Both the No Child Left Behind Act (NCLB) and recent research highlight the importance of teacher quality and the teacher qualification gap that exists between rich and poor public schools. Some have suggested that this gap results from the salary structure used in the overwhelming majority of school districts. Specifically, within districts, schools with less-desirable working conditions have no means to adjust their compensation, and, as a result, the most qualified teachers choose the more affluent schools (Hanushek et al., 2004, Hanushek and Rivkin, 2004, Hill, 2006, Hill et al., 1997 and Lankford et al., 2002). While states and localities may wish to change this structure and offer teachers greater compensation to teach in disadvantaged schools, it is an open question as to the magnitude of the pay differences that will entice teachers to take more difficult positions. Our comparison of the estimated teacher-salary returns to individual teacher, school, and community characteristics in public and private sectors suggests that these variables are associated with different returns between the types of schools. In every model we tested, private schools appear to pay larger compensating differentials than did public schools; the differences range from $3770 (in the latent variable analysis) to $8355 (comparing high-poverty and low-poverty schools in the basic disaggregated model). Those differences are mitigated, but not eliminated, when we focus on the student characteristics at the least desirable school in the district. Of course, there is more than one explanation for why the returns might vary. Private schools are certainly not a perfect comparison group for public schools, and it is possible that we have not adequately accounted for the working conditions or teacher quality in either sector. It is also possible that private school teachers have preferences that are quite distinct from public school teachers. We argue that a more plausible explanation for the observed differences is that private schools’ teacher salaries are determined in a more competitive labor market than in public schools. Unfortunately, this suggests that one of the approaches to deriving such estimates – hedonic teacher salary models – does not work well for public school labor markets. So where does this leave policymakers wishing to get reasonable estimates of the ‘right’ salary differential? There are at least four options. The first is to more thoroughly pursue the strategy that we have employed here, and use estimates of compensating differentials from private schools as a measure of the pay differentials that might be used in the public sector. In practice, however, this would likely require new datasets, as the Schools and Staffing Survey has a relatively small sample of private schools in many states. Second, more efforts could be put into estimating salary differentials using teacher mobility as in Hanushek et al. (2004). The difficulty here is that if school systems continue to employ the single salary schedule, then estimated compensating differentials would be based solely on teachers that move from one district to another since there would be little or no within-district salary variation.
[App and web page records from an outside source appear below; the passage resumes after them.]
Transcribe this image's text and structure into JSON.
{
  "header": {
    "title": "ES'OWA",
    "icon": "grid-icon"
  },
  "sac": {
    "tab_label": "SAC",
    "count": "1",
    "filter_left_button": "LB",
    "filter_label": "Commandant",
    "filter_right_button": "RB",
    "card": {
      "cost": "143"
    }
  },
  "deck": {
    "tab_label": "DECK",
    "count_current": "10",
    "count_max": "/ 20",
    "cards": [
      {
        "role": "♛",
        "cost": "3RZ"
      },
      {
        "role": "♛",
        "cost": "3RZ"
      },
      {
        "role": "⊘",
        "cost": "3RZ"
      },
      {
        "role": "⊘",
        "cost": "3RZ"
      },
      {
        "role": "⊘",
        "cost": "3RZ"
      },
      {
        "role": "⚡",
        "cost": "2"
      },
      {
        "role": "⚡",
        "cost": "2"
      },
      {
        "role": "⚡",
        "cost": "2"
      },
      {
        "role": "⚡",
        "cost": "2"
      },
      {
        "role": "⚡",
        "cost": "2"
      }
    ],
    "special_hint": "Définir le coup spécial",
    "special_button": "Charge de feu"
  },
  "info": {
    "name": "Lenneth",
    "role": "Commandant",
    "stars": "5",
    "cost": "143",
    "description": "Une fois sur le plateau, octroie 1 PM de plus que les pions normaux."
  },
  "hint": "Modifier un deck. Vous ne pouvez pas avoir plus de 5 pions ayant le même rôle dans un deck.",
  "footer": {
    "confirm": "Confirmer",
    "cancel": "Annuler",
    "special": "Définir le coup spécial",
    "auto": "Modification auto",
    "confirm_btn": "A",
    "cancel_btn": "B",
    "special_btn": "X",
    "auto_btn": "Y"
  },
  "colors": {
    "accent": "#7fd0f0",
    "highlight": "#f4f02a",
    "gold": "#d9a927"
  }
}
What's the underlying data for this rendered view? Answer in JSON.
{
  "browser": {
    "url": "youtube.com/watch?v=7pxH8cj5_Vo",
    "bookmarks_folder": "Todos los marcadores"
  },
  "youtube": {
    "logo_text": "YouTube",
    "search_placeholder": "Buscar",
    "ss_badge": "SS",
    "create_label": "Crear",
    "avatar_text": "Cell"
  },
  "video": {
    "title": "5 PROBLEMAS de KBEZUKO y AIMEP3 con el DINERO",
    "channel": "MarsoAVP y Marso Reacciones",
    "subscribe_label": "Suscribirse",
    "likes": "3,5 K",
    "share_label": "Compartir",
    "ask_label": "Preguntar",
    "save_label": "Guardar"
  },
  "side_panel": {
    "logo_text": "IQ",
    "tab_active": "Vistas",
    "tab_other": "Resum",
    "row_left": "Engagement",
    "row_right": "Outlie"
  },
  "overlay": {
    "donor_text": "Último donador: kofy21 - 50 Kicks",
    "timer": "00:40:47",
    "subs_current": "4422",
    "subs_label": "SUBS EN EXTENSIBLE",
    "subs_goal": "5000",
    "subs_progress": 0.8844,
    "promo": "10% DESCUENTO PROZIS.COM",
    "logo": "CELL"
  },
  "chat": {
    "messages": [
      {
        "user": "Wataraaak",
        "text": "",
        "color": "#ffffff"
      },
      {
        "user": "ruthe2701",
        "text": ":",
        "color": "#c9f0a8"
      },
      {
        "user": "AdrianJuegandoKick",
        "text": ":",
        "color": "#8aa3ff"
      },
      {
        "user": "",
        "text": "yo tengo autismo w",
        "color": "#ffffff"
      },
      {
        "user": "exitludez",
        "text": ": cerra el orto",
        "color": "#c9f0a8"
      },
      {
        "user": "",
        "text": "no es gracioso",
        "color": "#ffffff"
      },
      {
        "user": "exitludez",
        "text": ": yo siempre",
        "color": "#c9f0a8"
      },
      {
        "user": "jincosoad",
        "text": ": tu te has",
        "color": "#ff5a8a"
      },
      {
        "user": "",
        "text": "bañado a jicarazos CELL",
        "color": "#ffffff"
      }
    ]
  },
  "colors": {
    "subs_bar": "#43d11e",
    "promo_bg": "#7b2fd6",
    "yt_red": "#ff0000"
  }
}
A third possibility is to explore alternative estimation techniques, such as the one employed by Boyd et al. (2003). Their approach is novel, and very data- and computer-intensive, but will likely become better understood and more feasible in the future. More teacher and school data will be collected and statisticians will have a chance to better evaluate the methodology. Finally, the option likely to generate the best estimates of the values teachers place on various school attributes is to evaluate the direct effects of departing from a strict adherence to the single salary schedule. This would require varying salaries within and between schools and then observing the effects on the teacher labor market.